Having a closet that is organised is the key to great style. Knowing exactly what items you have to work with will make getting ready so much easier and fun. Here are some easy closet organisation hacks that won’t break the bank.
Closet Clear Out:
The first thing you should do before embarking on an organisation journey is decluttering. Your closet will never look clean if it’s overflowing with old clothes you never wear. The best way to effectively clear your closet is to take everything out and sort through your items one by one. Divide your clothes into keep, donate and throw categories. Oftentimes you will feel better about getting rid of clothes if you donate them because you’ll feel like they aren’t going to waste, just be sure to throw away anything that isn’t wearable or has holes or stains. Once you have chosen the clothes you will keep you’re ready to organise.
Photo by Anastasia Shuraeva from Pexels
Nothing looks messier than a mountain of shoes. They take up a tonne of space and can leave your closet smelling less than fresh.

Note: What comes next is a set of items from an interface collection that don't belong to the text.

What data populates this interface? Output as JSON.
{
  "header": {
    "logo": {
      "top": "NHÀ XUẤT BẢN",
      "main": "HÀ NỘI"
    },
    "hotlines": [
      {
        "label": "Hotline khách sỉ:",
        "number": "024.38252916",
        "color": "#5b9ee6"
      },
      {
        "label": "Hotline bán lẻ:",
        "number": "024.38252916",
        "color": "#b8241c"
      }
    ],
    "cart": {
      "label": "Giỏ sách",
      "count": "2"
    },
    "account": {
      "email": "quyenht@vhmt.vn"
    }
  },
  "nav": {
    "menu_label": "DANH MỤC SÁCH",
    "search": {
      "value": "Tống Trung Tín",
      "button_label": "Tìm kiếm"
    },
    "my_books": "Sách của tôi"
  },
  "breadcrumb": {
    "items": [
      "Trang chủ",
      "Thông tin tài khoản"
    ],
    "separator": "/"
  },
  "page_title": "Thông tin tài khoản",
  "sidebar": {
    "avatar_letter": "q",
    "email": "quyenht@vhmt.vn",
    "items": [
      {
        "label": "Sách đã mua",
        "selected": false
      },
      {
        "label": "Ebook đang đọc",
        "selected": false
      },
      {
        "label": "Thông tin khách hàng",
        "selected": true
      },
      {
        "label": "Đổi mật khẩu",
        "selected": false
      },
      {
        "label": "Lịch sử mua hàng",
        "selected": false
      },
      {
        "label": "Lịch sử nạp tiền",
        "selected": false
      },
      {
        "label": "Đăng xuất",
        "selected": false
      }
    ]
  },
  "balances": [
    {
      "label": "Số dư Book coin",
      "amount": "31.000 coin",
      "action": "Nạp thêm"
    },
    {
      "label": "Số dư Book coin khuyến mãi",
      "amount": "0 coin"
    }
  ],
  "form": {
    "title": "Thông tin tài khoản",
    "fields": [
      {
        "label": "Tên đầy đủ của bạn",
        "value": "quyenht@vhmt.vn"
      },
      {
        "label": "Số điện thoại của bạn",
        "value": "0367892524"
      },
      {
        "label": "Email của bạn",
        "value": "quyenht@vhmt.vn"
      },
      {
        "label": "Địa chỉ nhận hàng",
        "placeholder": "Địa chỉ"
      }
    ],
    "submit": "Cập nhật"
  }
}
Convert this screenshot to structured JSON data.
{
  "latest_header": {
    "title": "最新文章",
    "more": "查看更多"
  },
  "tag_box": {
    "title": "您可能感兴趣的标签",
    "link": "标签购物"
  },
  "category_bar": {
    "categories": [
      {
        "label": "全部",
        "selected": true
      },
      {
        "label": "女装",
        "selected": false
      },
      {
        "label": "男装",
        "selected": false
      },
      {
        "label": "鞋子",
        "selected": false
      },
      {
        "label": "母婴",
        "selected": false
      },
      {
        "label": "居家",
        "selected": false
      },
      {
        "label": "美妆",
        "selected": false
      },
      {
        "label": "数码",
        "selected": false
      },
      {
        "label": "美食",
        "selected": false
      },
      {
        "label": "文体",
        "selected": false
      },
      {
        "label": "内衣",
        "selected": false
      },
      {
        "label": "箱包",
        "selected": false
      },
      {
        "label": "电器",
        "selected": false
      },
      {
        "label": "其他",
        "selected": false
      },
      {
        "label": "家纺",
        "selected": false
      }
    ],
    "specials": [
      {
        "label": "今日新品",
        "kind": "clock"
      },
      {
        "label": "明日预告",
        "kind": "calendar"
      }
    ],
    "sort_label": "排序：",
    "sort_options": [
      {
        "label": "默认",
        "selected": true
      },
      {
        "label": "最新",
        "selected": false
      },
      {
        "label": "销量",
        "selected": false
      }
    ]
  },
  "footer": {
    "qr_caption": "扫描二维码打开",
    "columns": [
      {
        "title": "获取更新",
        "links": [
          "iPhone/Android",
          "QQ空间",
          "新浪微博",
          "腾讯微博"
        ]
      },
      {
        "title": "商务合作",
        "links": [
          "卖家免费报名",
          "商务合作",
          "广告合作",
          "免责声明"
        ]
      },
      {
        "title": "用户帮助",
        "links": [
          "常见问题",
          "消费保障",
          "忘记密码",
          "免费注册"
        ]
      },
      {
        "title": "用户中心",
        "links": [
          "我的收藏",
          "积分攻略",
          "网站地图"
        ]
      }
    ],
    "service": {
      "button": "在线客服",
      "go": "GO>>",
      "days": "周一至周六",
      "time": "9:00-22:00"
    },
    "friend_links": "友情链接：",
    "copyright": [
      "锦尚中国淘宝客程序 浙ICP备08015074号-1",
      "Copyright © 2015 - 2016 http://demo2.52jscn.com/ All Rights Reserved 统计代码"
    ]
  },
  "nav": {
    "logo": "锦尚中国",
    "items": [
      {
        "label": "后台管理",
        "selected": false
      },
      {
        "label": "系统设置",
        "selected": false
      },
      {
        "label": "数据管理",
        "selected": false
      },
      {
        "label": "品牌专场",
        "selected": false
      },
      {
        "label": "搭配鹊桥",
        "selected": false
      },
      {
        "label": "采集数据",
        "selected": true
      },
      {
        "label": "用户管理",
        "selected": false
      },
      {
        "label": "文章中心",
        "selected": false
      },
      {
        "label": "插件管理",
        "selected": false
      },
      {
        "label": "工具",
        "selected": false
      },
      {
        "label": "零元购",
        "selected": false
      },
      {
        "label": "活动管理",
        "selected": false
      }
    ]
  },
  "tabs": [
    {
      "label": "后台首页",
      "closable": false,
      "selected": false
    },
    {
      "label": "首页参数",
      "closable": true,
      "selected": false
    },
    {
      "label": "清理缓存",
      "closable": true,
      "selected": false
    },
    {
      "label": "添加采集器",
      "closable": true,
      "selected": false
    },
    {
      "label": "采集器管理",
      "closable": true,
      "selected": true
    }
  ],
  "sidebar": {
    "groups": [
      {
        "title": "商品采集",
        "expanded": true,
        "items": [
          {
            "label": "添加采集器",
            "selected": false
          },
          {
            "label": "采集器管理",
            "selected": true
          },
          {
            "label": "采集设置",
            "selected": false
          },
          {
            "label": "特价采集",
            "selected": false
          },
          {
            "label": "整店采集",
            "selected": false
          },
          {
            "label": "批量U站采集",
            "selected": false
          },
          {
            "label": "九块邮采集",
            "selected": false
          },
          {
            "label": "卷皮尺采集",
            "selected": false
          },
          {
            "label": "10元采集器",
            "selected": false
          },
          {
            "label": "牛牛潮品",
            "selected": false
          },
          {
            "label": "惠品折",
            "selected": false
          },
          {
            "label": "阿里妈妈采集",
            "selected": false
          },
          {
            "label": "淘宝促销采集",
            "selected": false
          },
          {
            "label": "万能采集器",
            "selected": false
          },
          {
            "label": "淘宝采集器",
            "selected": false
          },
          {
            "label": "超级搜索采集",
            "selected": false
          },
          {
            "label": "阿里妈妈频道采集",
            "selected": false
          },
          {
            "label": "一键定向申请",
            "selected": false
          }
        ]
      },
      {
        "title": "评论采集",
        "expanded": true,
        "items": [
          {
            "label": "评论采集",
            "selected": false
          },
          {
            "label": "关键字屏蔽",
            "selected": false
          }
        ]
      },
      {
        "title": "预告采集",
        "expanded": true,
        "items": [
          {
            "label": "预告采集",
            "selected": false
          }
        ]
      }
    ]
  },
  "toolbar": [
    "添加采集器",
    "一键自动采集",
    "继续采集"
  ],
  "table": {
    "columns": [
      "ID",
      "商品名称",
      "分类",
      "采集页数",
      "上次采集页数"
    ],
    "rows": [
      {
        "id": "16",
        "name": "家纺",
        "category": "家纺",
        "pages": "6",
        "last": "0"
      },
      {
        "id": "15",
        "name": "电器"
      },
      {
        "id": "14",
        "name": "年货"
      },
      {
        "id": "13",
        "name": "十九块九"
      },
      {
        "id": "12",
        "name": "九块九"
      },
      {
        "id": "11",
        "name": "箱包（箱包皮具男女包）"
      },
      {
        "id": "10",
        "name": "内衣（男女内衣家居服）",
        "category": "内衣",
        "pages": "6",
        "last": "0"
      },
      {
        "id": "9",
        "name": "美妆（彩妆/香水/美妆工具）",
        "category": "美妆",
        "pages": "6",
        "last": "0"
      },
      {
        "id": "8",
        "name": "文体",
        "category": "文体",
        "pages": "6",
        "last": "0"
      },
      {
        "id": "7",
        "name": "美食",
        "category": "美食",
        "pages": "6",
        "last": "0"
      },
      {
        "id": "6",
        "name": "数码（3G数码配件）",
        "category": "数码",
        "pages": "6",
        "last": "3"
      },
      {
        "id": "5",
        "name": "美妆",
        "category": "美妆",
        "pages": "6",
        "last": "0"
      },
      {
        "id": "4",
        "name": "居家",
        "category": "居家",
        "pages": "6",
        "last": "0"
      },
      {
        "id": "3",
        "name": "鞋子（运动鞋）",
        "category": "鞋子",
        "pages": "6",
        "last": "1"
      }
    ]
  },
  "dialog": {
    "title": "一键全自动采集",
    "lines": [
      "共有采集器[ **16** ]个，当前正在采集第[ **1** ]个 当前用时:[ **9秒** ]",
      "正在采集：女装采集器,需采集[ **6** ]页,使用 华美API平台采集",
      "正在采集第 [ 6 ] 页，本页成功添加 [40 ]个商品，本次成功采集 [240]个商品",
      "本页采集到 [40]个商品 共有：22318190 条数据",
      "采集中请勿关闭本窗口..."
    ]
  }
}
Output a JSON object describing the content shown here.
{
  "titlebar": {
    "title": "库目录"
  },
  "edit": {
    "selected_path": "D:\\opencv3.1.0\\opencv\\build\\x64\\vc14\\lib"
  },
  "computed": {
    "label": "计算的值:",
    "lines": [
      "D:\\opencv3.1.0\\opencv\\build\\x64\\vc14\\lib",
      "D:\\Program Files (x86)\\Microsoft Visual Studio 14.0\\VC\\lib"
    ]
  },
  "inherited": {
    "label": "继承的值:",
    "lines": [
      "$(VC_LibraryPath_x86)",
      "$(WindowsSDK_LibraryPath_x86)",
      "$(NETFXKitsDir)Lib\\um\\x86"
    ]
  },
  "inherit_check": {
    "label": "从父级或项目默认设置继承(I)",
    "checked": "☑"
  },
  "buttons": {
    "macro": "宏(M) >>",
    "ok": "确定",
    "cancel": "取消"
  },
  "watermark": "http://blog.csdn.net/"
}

You can buy plastic shoe boxes online which will give your closet a uniform look and will keep your shoes away from your clothes. If you are low on space, investing in a small buffet unit could be a great alternative to keep your shoes hidden away and organised.
Drawer and Shelf Dividers:
If you have large, deep drawers or long shelves, purchasing dividers can help to keep your clothes in-line. These will work particularly well if you fold your clothing like Marie Condo.
“In our shop we deal with a lot of fabric and at times it can be impossible to organise, we have implemented drawer and shelf dividers to categorize the fabric and it has made such a huge difference to the overall organisation of the shop” explains the team from Pete's Upholstery and Trimming.
Customising your spaces to perfectly fit your items will prevent any spillage and achieve maximum organisation.
Something that can make a huge difference for free is colour coding. Pull everything out of your wardrobe and organise items by colour. The result will be an aesthetically pleasing closet that is easy to navigate and coordinate.
“When I work with my clients colour is a huge part of styling” explains design specialist Patricia, “If you can implement colour coding in your closet you will have a way easier time coordinating your looks”.
Lighting makes a huge difference to spaces, adding some lights to your closet can make it look bigger and illuminate your pieces. You can look online for stick-on, battery operated lights that will provide an affordable transformation for your closet and won’t require any wiring.
“I use LED lights at my events because you can change their colour, tone and brightness which makes it so easy to adapt a space to a particular theme, they are by far the cheapest and most effective decor tool I have come across” notes Sam Gosper of Series of Events Australia.
Hanging Accessory Organisers:
All too often our jewellery ends up knotted or forgotten. Having your accessories on show will influence you to use them more often and can double as cute decor.
This minor switch can make a huge difference in your closet. Velvet hangers are thinner than plastic and wood hangers meaning you will have so much more hanging room. Having all of your hangers uniform will make a huge difference to the appearance of your closet. Another bonus is that velvet hangers are super grippy so you won’t have to worry about your spaghetti strap dresses ending up on the floor constantly.
Let’s face it, we will always have random bits and bobs that just don’t have a home. Investing in cute storage baskets for your miscellaneous items that just don’t look cute on show is the secret to having an organized and aesthetically pleasing closet.
“I use storage baskets so often in my work and I truly believe they are a huge key to maintaining a uniform home and clean space” says interior organisation expert Gary Hamer, “Just try to keep each basket organised with one kind of item (eg. hats, belts etc) and avoid overfilling them”.
Written By Amelia Hodges